Sunday, February 9, 2014

World's End

"Well, Mary," Dr. Korman said.  "After listening to your paranoid ramblings for several sessions, it is my professional therapeutic opinion that you are, indeed, batshit bonkers and could benefit from a great deal of pharmaceuticals.  Here is some Valium and Xanax.  Take as much as you like, whenever you want.  Preferably with wine and vodka tonics."
"This is awesome," I replied.  "Thanks, Doc.  See ya when I run out!"  I skipped away into the traffic.

Of course, this conversation never took place.  I would have loved for Dr. Korman to tell me I was nuts.  How much easier for me than having to be truthful.  My therapist informed me that he couldn't authorize the use of any drugs.  He explained that as a psychologist, he wasn't licensed to write prescriptions.  I would have to go to a psychiatrist and convince him that I needed medication. Jumping through all these hoops was a real pain in the ass.  But when I make up my mind to do something, by jove, I stick to it!  Except for almost destroying my life.  That was totally an accident.

Although Dr. Korman stiffed me on the scripts, I kept going back to see him.  He was easy to talk to, even though most of what I told him was bullshit.  He was smart and well-informed.  He explained the difference between bi-polar disorder and post traumatic stress.  I was hoping I had both, as long as it got me some tranquilizers.  I cancelled a few times when I got too high to show up.  He billed me for the appointments and told me if I did it again, he'd drop me as a patient. That hurt my feelings.  I bet I got super drunk that night.

I finally secured an appointment with Dr. Elrafei, a psychiatrist who came highly recommended in Dr. Korman's circle of nerdy shrink friends.  I had no idea at the time that Dr. Elrafei's speciality was substance abuse.  When I showed up for the first meeting, I was relieved there was no drug test.  That would have put the kibosh on my surreptitious intentions.  I told him a little bit about my traumatic pretend life.  I used compelling buzz words like flashbacks, nightmares and mood swings.  I left out the parts about all the drinking and dope I was doing.  Dr. E suggested Paxil for anxiety and Klonopin for panic attacks.  I did some research in the drug handbook at CVS, and I was unimpressed.  Neither of these feeble concoctions were any good for taking the edge off; my edge was sizable.  I needed something with sandblasting potential.

Back I went to Dr. Korman, exasperated.  He explained how anti-depressants work.  Something about receptors, synapses and neurotransmitters.  His explanation sounded like lame and ridiculous science fiction.

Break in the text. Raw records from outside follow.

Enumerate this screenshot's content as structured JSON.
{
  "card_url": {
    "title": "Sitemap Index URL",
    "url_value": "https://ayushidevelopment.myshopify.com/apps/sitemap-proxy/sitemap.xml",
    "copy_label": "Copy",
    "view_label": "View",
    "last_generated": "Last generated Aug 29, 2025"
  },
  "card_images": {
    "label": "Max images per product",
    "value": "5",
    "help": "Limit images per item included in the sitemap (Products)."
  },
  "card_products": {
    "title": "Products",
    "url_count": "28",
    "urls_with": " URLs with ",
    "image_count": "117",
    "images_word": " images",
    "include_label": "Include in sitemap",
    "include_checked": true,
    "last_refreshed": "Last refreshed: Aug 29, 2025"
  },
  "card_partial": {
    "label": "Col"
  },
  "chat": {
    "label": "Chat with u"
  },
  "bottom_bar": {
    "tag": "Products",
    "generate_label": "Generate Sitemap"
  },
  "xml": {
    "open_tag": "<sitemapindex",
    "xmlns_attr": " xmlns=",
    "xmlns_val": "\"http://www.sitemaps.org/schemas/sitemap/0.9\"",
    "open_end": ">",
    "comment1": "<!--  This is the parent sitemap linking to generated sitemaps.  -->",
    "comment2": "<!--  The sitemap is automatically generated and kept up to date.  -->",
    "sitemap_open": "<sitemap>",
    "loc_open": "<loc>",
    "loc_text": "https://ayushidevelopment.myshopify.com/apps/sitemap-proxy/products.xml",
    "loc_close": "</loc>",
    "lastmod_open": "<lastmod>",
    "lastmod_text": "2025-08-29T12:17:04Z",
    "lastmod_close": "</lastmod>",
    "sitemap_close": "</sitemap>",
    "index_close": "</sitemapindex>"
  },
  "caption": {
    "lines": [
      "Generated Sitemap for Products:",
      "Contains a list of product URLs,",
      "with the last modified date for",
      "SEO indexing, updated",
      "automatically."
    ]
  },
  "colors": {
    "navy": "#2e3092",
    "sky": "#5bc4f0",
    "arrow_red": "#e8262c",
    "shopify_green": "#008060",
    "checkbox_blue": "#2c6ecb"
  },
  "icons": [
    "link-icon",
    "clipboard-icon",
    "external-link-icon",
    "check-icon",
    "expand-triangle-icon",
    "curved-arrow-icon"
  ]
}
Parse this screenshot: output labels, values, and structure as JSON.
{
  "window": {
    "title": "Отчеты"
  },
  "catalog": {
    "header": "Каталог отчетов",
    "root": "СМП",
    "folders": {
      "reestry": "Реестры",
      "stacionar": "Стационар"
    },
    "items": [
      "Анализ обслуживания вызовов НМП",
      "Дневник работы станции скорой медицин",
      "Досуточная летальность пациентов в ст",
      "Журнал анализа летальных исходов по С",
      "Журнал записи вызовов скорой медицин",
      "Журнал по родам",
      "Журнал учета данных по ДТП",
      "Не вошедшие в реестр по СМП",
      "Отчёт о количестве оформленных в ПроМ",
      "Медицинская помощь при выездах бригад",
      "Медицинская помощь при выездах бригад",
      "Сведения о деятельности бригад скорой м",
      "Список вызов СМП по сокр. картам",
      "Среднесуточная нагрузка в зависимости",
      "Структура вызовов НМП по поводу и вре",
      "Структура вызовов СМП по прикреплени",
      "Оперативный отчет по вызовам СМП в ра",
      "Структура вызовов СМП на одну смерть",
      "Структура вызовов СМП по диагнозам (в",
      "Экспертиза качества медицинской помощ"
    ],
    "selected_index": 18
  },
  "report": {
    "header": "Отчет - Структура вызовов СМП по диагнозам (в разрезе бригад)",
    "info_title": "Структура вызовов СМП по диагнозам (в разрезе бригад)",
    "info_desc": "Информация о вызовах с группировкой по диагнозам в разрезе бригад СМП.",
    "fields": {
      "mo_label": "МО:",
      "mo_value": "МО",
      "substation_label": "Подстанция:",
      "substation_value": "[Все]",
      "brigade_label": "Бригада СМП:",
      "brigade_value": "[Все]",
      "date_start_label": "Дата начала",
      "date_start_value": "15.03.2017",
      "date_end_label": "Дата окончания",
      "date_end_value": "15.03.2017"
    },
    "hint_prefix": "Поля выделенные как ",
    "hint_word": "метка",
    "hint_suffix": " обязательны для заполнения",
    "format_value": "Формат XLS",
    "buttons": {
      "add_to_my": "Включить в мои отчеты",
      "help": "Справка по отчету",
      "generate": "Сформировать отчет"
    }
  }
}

"Can I drink with these?" I asked him.  "You know, in case I go out some time."
"Well, I wouldn't if I were you," he said.
Yeah, but you're not me, I thought.  I'm not even me.
In the final throes of my active addiction, I had no identity to speak of.  I was like one of those fast-moving zombies in the World War Z movie.  Feral, wretched, loathsome.  Looking back, I remember sprinting about, searching for anything to put me out of my misery.  I must have been a sight for sore eyes.  I hate that I frightened the folks who love me.  I know I scared myself half to death.

Everything was agony once I couldn't get enough.  I could not cut back or have less.  There always had to be more to cover the need, but by then, the need was too huge.  No joy came, only the intermittent relief from smothering the high with short periods of unconsciousness.  Mostly, however, I was awake.  That was the whole ride - blurry acceleration with no stops.  And I just stayed on.

My duplicity continued for seven additional months, with Neurontin thrown in as the final crowbar to the head.  I was still getting drunk and doing speed every day, plus taking the Paxil and benzos.  At night, I'd chew my way through handfuls of Tylenol PMs in efforts to further anesthetize myself, 20 to 25 caplets.  They never did shit.

I'm always amazed when I can recall memories.  They return in vague chunks.  I like to sit with them quietly until they come into focus.  For the life of me, I can't remember the specifics of the very last time I got loaded.  I'm sure it was a day just like every other.  I know David was mad.  Interestingly enough when I think about it, I find myself wishing I had seen it coming.  I would have hit it much harder.

No comments:

Post a Comment